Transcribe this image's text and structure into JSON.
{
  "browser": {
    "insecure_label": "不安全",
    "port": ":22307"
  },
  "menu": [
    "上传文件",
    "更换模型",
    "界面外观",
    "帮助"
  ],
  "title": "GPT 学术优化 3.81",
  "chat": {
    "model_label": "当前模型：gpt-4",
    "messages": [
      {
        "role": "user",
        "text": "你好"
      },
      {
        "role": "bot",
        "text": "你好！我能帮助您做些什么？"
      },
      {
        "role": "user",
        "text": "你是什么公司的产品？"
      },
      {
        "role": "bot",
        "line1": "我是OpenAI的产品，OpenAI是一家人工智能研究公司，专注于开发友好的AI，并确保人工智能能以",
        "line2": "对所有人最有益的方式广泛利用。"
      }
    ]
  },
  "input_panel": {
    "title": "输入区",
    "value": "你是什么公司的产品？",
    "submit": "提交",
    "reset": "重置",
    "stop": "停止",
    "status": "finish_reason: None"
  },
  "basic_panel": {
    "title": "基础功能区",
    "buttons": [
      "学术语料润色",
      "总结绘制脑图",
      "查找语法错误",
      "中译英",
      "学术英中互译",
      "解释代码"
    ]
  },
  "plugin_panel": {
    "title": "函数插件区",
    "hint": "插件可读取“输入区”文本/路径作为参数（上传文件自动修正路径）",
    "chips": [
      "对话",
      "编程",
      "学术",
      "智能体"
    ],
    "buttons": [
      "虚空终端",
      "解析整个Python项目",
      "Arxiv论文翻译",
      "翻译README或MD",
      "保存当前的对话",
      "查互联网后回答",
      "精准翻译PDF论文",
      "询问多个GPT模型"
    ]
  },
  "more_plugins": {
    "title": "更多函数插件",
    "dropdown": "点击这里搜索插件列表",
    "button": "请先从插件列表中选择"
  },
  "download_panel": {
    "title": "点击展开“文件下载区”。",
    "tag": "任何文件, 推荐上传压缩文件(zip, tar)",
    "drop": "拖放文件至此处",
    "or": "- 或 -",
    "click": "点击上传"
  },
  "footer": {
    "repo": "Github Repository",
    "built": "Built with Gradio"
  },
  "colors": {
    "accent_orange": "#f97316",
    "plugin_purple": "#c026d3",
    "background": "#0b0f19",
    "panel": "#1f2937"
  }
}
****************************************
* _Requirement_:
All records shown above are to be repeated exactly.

* _Answer space_:
Transcribe this image's text and structure into JSON.
{
  "browser": {
    "insecure_label": "不安全",
    "port": ":22307"
  },
  "menu": [
    "上传文件",
    "更换模型",
    "界面外观",
    "帮助"
  ],
  "title": "GPT 学术优化 3.81",
  "chat": {
    "model_label": "当前模型：gpt-4",
    "messages": [
      {
        "role": "user",
        "text": "你好"
      },
      {
        "role": "bot",
        "text": "你好！我能帮助您做些什么？"
      },
      {
        "role": "user",
        "text": "你是什么公司的产品？"
      },
      {
        "role": "bot",
        "line1": "我是OpenAI的产品，OpenAI是一家人工智能研究公司，专注于开发友好的AI，并确保人工智能能以",
        "line2": "对所有人最有益的方式广泛利用。"
      }
    ]
  },
  "input_panel": {
    "title": "输入区",
    "value": "你是什么公司的产品？",
    "submit": "提交",
    "reset": "重置",
    "stop": "停止",
    "status": "finish_reason: None"
  },
  "basic_panel": {
    "title": "基础功能区",
    "buttons": [
      "学术语料润色",
      "总结绘制脑图",
      "查找语法错误",
      "中译英",
      "学术英中互译",
      "解释代码"
    ]
  },
  "plugin_panel": {
    "title": "函数插件区",
    "hint": "插件可读取“输入区”文本/路径作为参数（上传文件自动修正路径）",
    "chips": [
      "对话",
      "编程",
      "学术",
      "智能体"
    ],
    "buttons": [
      "虚空终端",
      "解析整个Python项目",
      "Arxiv论文翻译",
      "翻译README或MD",
      "保存当前的对话",
      "查互联网后回答",
      "精准翻译PDF论文",
      "询问多个GPT模型"
    ]
  },
  "more_plugins": {
    "title": "更多函数插件",
    "dropdown": "点击这里搜索插件列表",
    "button": "请先从插件列表中选择"
  },
  "download_panel": {
    "title": "点击展开“文件下载区”。",
    "tag": "任何文件, 推荐上传压缩文件(zip, tar)",
    "drop": "拖放文件至此处",
    "or": "- 或 -",
    "click": "点击上传"
  },
  "footer": {
    "repo": "Github Repository",
    "built": "Built with Gradio"
  },
  "colors": {
    "accent_orange": "#f97316",
    "plugin_purple": "#c026d3",
    "background": "#0b0f19",
    "panel": "#1f2937"
  }
}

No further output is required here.